"I've a sceptre in hand, I've a crown on my head.
Let the Looking-Glass creatures, whatever they be
Come dine with the Red Queen, the White Queen and Me!"
Before I film or take pictures at any sim, I almost always remember to check the Covenant to see if there is any 'snapshot' or 'machinima' policy in place. There very rarely is.
However, such a policy is in place at 'The Looking Glass'. The policy seems fair. It protects the creators' interests and the creations themselves while simultaneously allowing others to enjoy the work and feed off of it.
And you will want to take snapshots or create artistic photographs; you will want to film or make machinima.
The urge to do so is just irresistible, as I hope this blog demonstrates.
Whether you are exploring the underground sewer network...
... or admiring the many different and beautiful forms of plants, grasses and foliage...
... what strikes you at each and every turn is how detailed and lovingly crafted Sharni's and Marcus's creations are.
Even the layout of the sim itself seems as carefully planned as a small town:
Look at the next picture, as one of many possible examples...
Not only is the ambiance and atmosphere "just right" but so are the proportions and the sizing, the colouring and the blemishes, the placement and the patterns.
The mirror's surface is textured such that it "reflects" the wall opposite but, even more so, let me draw your attention to the external surface of the bath tub....look at how its shiny surface is textured to "reflect" the bathroom floor tiles.
Astonishing and wonderful.
Whilst it is true that the individual pieces are superb and the resulting sim-wide build magnificent, what makes 'The Looking Glass' particularly special, in my opinion, is how it makes you feel.
Let me try and explain what I mean.
Just as Louis Carroll's 'Wonderland' only becomes vibrant and fascinating to us once Alice falls down the rabbit hole, 'The Looking Glass' comes alive with human interaction.
It is the difference between a dusty museum with each exhibit carefully protected behind glass cabinets and an exciting, stimulating venue where touching, holding and playing are encouraged and promoted.
It is the spirit of 'The Looking Glass' that motivates you to explore, look, search and enjoy.
It is a place to go alone or with a friend or with a lover.
But in all these cases it is a place that thrives on the human spirit because it is derived from the very best of the human spirit.
This interaction is palpable.
Of the different places to explore, my personal favorite is the abandoned theatre.
"Born for the stage, that one is" my Uncle JimBob used to say of me.
"Aye", Father replied, striking a Swan Vesta to re-ignite the damp musky tobacco in his pipe, "and happen she'll die in a Mental Hospital !"
They both nod sagely.
Again, the feel here is "just right". Not overdone or strained.
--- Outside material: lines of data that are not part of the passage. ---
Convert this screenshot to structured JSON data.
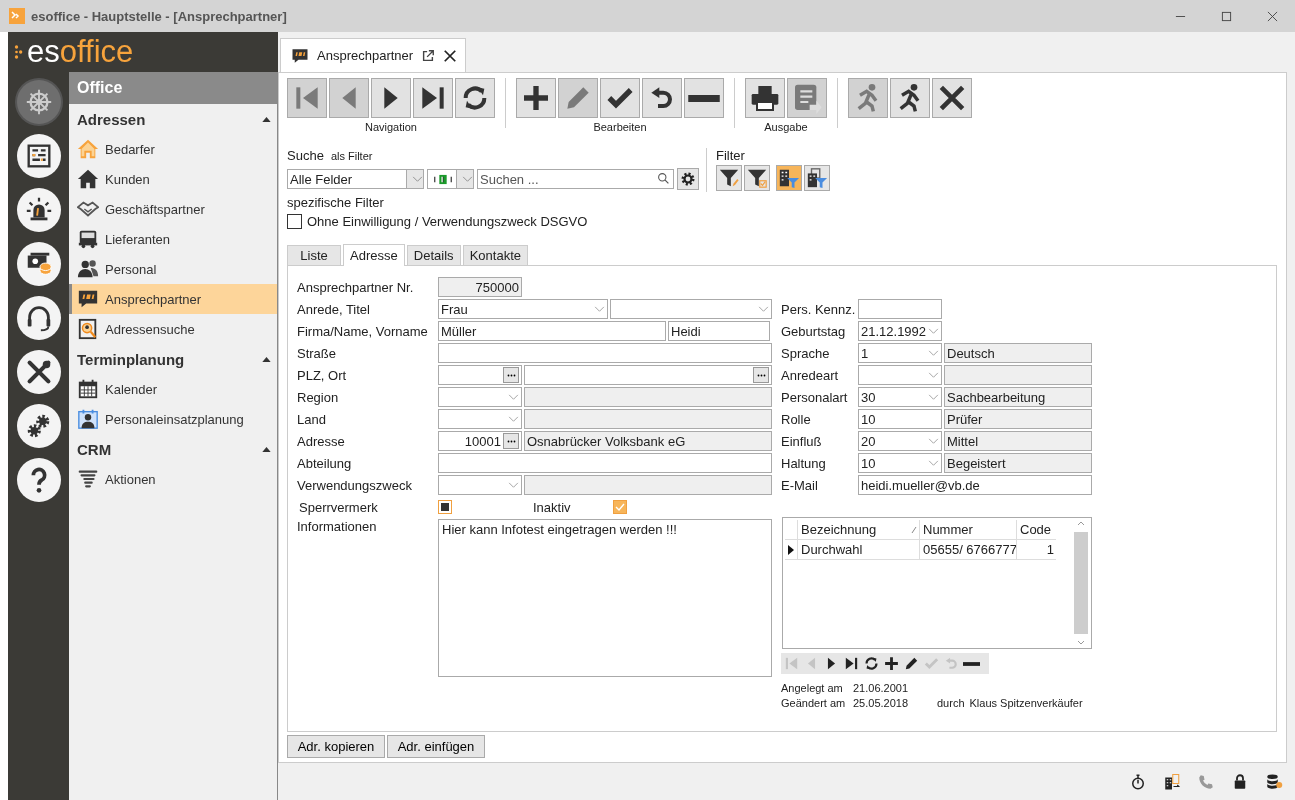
{
  "window": {
    "title": "esoffice - Hauptstelle - [Ansprechpartner]"
  },
  "logo": {
    "prefix": "es",
    "suffix": "office"
  },
  "rail": [
    {
      "kind": "wheel",
      "selected": true
    },
    {
      "kind": "planner",
      "selected": false
    },
    {
      "kind": "siren",
      "selected": false
    },
    {
      "kind": "money",
      "selected": false
    },
    {
      "kind": "headset",
      "selected": false
    },
    {
      "kind": "tools",
      "selected": false
    },
    {
      "kind": "gears",
      "selected": false
    },
    {
      "kind": "help",
      "selected": false
    }
  ],
  "sidebar": {
    "title": "Office",
    "sections": [
      {
        "title": "Adressen",
        "expanded": true,
        "items": [
          {
            "label": "Bedarfer",
            "kind": "prospect",
            "selected": false
          },
          {
            "label": "Kunden",
            "kind": "house",
            "selected": false
          },
          {
            "label": "Geschäftspartner",
            "kind": "handshake",
            "selected": false
          },
          {
            "label": "Lieferanten",
            "kind": "truck",
            "selected": false
          },
          {
            "label": "Personal",
            "kind": "people",
            "selected": false
          },
          {
            "label": "Ansprechpartner",
            "kind": "quote",
            "selected": true
          },
          {
            "label": "Adressensuche",
            "kind": "search",
            "selected": false
          }
        ]
      },
      {
        "title": "Terminplanung",
        "expanded": true,
        "items": [
          {
            "label": "Kalender",
            "kind": "calendar",
            "selected": false
          },
          {
            "label": "Personaleinsatzplanung",
            "kind": "roster",
            "selected": false
          }
        ]
      },
      {
        "title": "CRM",
        "expanded": true,
        "items": [
          {
            "label": "Aktionen",
            "kind": "tornado",
            "selected": false
          }
        ]
      }
    ]
  },
  "document_tab": {
    "title": "Ansprechpartner"
  },
  "toolbar": [
    {
      "label": "Navigation",
      "buttons": [
        {
          "kind": "first",
          "disabled": true
        },
        {
          "kind": "prev",
          "disabled": true
        },
        {
          "kind": "next",
          "disabled": false
        },
        {
          "kind": "last",
          "disabled": false
        },
        {
          "kind": "refresh",
          "disabled": false
        }
      ]
    },
    {
      "label": "Bearbeiten",
      "buttons": [
        {
          "kind": "add",
          "disabled": false
        },
        {
          "kind": "edit",
          "disabled": true
        },
        {
          "kind": "save",
          "disabled": false
        },
        {
          "kind": "undo",
          "disabled": false
        },
        {
          "kind": "delete",
          "disabled": false
        }
      ]
    },
    {
      "label": "Ausgabe",
      "buttons": [
        {
          "kind": "print",
          "disabled": false
        },
        {
          "kind": "export",
          "disabled": true
        }
      ]
    },
    {
      "buttons": [
        {
          "kind": "runback",
          "disabled": true
        },
        {
          "kind": "run",
          "disabled": false
        },
        {
          "kind": "cancel",
          "disabled": false
        }
      ]
    }
  ],
  "search": {
    "label": "Suche",
    "hint": "als Filter",
    "field": "Alle Felder",
    "placeholder": "Suchen ..."
  },
  "filter": {
    "label": "Filter",
    "buttons": [
      {
        "kind": "filteredit",
        "on": false
      },
      {
        "kind": "filtercheck",
        "on": false
      },
      {
        "kind": "building",
        "on": true
      },
      {
        "kind": "buildings",
        "on": false
      }
    ]
  },
  "specific_filter": {
    "label": "spezifische Filter",
    "options": [
      {
        "label": "Ohne Einwilligung / Verwendungszweck DSGVO",
        "checked": false
      }
    ]
  },
  "tabs": [
    {
      "label": "Liste",
      "selected": false
    },
    {
      "label": "Adresse",
      "selected": true
    },
    {
      "label": "Details",
      "selected": false
    },
    {
      "label": "Kontakte",
      "selected": false
    }
  ],
  "form_left": [
    {
      "label": "Ansprechpartner Nr.",
      "fields": [
        {
          "kind": "readonly",
          "value": "750000"
        }
      ]
    },
    {
      "label": "Anrede, Titel",
      "fields": [
        {
          "kind": "combo",
          "value": "Frau"
        },
        {
          "kind": "combo"
        }
      ]
    },
    {
      "label": "Firma/Name, Vorname",
      "fields": [
        {
          "kind": "text",
          "value": "Müller"
        },
        {
          "kind": "text",
          "value": "Heidi"
        }
      ]
    },
    {
      "label": "Straße",
      "fields": [
        {
          "kind": "text"
        }
      ]
    },
    {
      "label": "PLZ, Ort",
      "fields": [
        {
          "kind": "lookup"
        },
        {
          "kind": "lookup"
        }
      ]
    },
    {
      "label": "Region",
      "fields": [
        {
          "kind": "combo"
        },
        {
          "kind": "display"
        }
      ]
    },
    {
      "label": "Land",
      "fields": [
        {
          "kind": "combo"
        },
        {
          "kind": "display"
        }
      ]
    },
    {
      "label": "Adresse",
      "fields": [
        {
          "kind": "lookup",
          "value": "10001"
        },
        {
          "kind": "display",
          "value": "Osnabrücker Volksbank eG"
        }
      ]
    },
    {
      "label": "Abteilung",
      "fields": [
        {
          "kind": "text"
        }
      ]
    },
    {
      "label": "Verwendungszweck",
      "fields": [
        {
          "kind": "combo"
        },
        {
          "kind": "display"
        }
      ]
    }
  ],
  "checks": [
    {
      "label": "Sperrvermerk",
      "kind": "square",
      "checked": true
    },
    {
      "label": "Inaktiv",
      "kind": "tick",
      "checked": true
    }
  ],
  "information": {
    "label": "Informationen",
    "value": "Hier kann Infotest eingetragen werden !!!"
  },
  "form_right": [
    {
      "label": "Pers. Kennz.",
      "fields": [
        {
          "kind": "text"
        }
      ]
    },
    {
      "label": "Geburtstag",
      "fields": [
        {
          "kind": "combo",
          "value": "21.12.1992"
        }
      ]
    },
    {
      "label": "Sprache",
      "fields": [
        {
          "kind": "combo",
          "value": "1"
        },
        {
          "kind": "display",
          "value": "Deutsch"
        }
      ]
    },
    {
      "label": "Anredeart",
      "fields": [
        {
          "kind": "combo"
        },
        {
          "kind": "display"
        }
      ]
    },
    {
      "label": "Personalart",
      "fields": [
        {
          "kind": "combo",
          "value": "30"
        },
        {
          "kind": "display",
          "value": "Sachbearbeitung"
        }
      ]
    },
    {
      "label": "Rolle",
      "fields": [
        {
          "kind": "text",
          "value": "10"
        },
        {
          "kind": "display",
          "value": "Prüfer"
        }
      ]
    },
    {
      "label": "Einfluß",
      "fields": [
        {
          "kind": "combo",
          "value": "20"
        },
        {
          "kind": "display",
          "value": "Mittel"
        }
      ]
    },
    {
      "label": "Haltung",
      "fields": [
        {
          "kind": "combo",
          "value": "10"
        },
        {
          "kind": "display",
          "value": "Begeistert"
        }
      ]
    },
    {
      "label": "E-Mail",
      "fields": [
        {
          "kind": "text",
          "value": "heidi.mueller@vb.de"
        }
      ]
    }
  ],
  "contacts": {
    "columns": [
      {
        "label": "Bezeichnung",
        "sorted": true
      },
      {
        "label": "Nummer",
        "sorted": false
      },
      {
        "label": "Code",
        "sorted": false
      }
    ],
    "rows": [
      {
        "cells": [
          "Durchwahl",
          "05655/ 6766777",
          "1"
        ],
        "selected": true
      }
    ],
    "toolbar": [
      {
        "kind": "first",
        "disabled": true
      },
      {
        "kind": "prev",
        "disabled": true
      },
      {
        "kind": "next",
        "disabled": false
      },
      {
        "kind": "last",
        "disabled": false
      },
      {
        "kind": "refresh",
        "disabled": false
      },
      {
        "kind": "add",
        "disabled": false
      },
      {
        "kind": "edit",
        "disabled": false
      },
      {
        "kind": "save",
        "disabled": true
      },
      {
        "kind": "undo",
        "disabled": true
      },
      {
        "kind": "delete",
        "disabled": false
      }
    ]
  },
  "record": {
    "created_label": "Angelegt am",
    "created": "21.06.2001",
    "changed_label": "Geändert am",
    "changed": "25.05.2018",
    "by_label": "durch",
    "by": "Klaus Spitzenverkäufer"
  },
  "bottom_buttons": [
    "Adr. kopieren",
    "Adr. einfügen"
  ],
  "status_bar": [
    {
      "kind": "stopwatch",
      "disabled": false
    },
    {
      "kind": "building",
      "disabled": false
    },
    {
      "kind": "phone",
      "disabled": true
    },
    {
      "kind": "lock",
      "disabled": false
    },
    {
      "kind": "database",
      "disabled": false
    }
  ]
}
Everything is just lovingly crafted.
'The Looking Glass' is perfect for the photographer and the filmmaker. It is a delight for the lone explorer; it is a joy for lovers and friends.
My trip to 'The Looking Glass' moved me to do something I very rarely do - make a spontaneous film. Usually, I pore over each frame numerous times, constantly adjusting and tweaking; forever editing.
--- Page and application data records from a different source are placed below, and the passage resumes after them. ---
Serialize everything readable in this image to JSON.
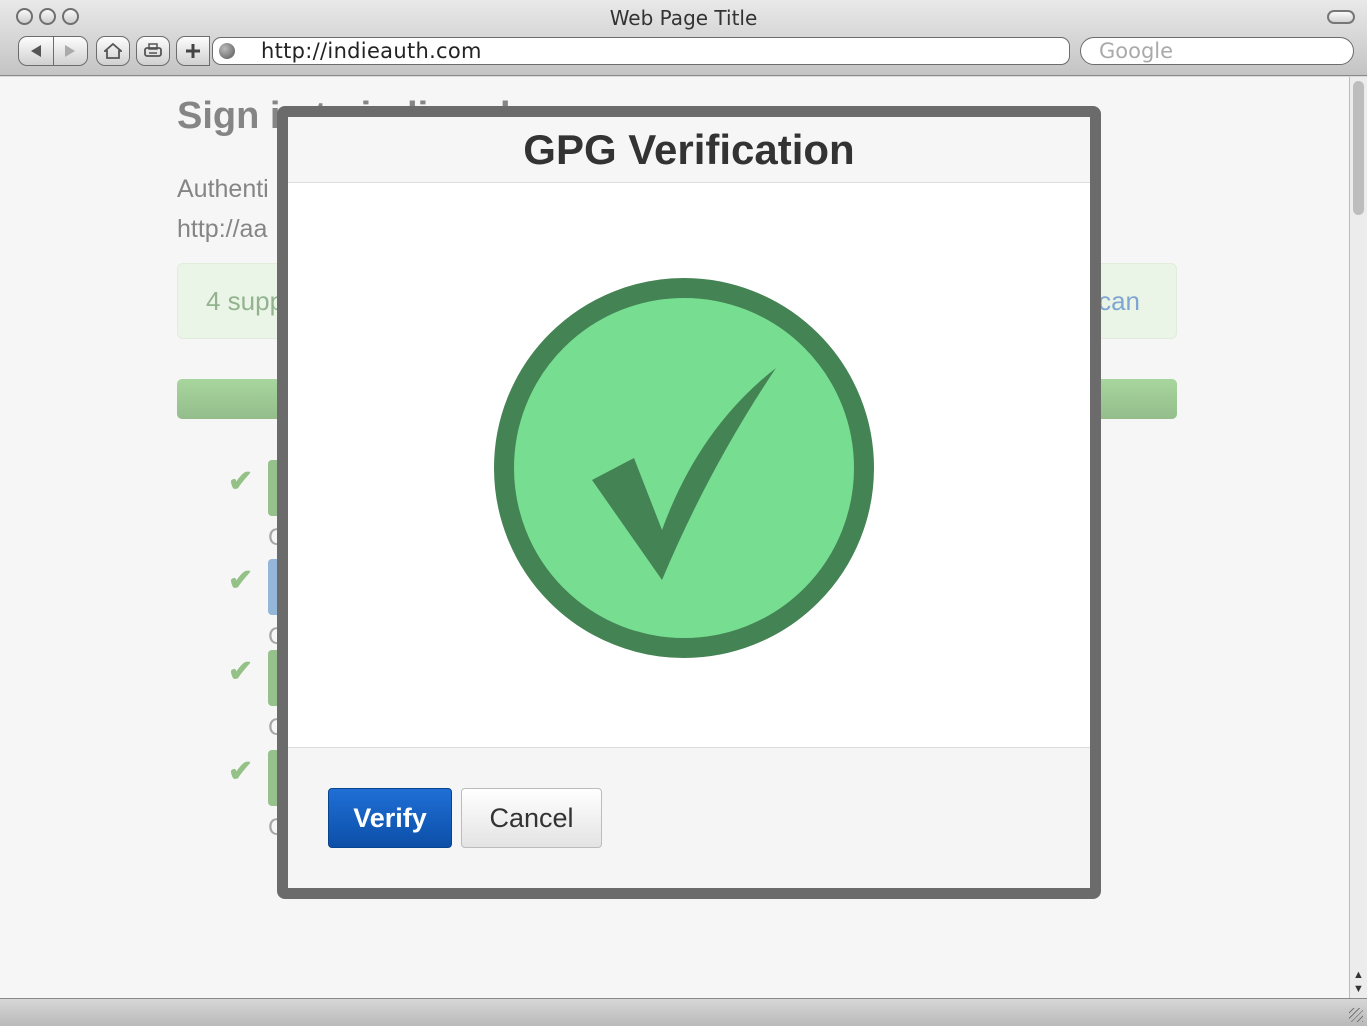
{
  "window": {
    "title": "Web Page Title"
  },
  "toolbar": {
    "url": "http://indieauth.com",
    "search_placeholder": "Google",
    "icons": [
      "back-icon",
      "forward-icon",
      "home-icon",
      "print-icon",
      "add-bookmark-icon",
      "globe-icon"
    ]
  },
  "page": {
    "heading": "Sign in to indiewebcamp.com",
    "auth_line1": "Authenti",
    "auth_line2": "http://aa",
    "alert_text": "4 supp",
    "alert_link": "can",
    "provider_rows": [
      {
        "letter": "C",
        "color": "#5f9e4f"
      },
      {
        "letter": "C",
        "color": "#5b8fc4"
      },
      {
        "letter": "C",
        "color": "#5f9e4f"
      },
      {
        "letter": "C",
        "color": "#5f9e4f"
      }
    ]
  },
  "modal": {
    "title": "GPG Verification",
    "status_icon": "checkmark-circle-icon",
    "colors": {
      "circle_fill": "#77dd91",
      "circle_border": "#448354",
      "check": "#448354"
    },
    "verify_label": "Verify",
    "cancel_label": "Cancel"
  }
}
This film is unedited and is "as-is". I think it conveys well how I felt at the end of my trip to 'The Looking Glass'. Even through technically it is a "warts and all" production, it is emotionally accurate.
The Spirit of 'The Looking Glass' motivated and moved me.
I hope it does you, too.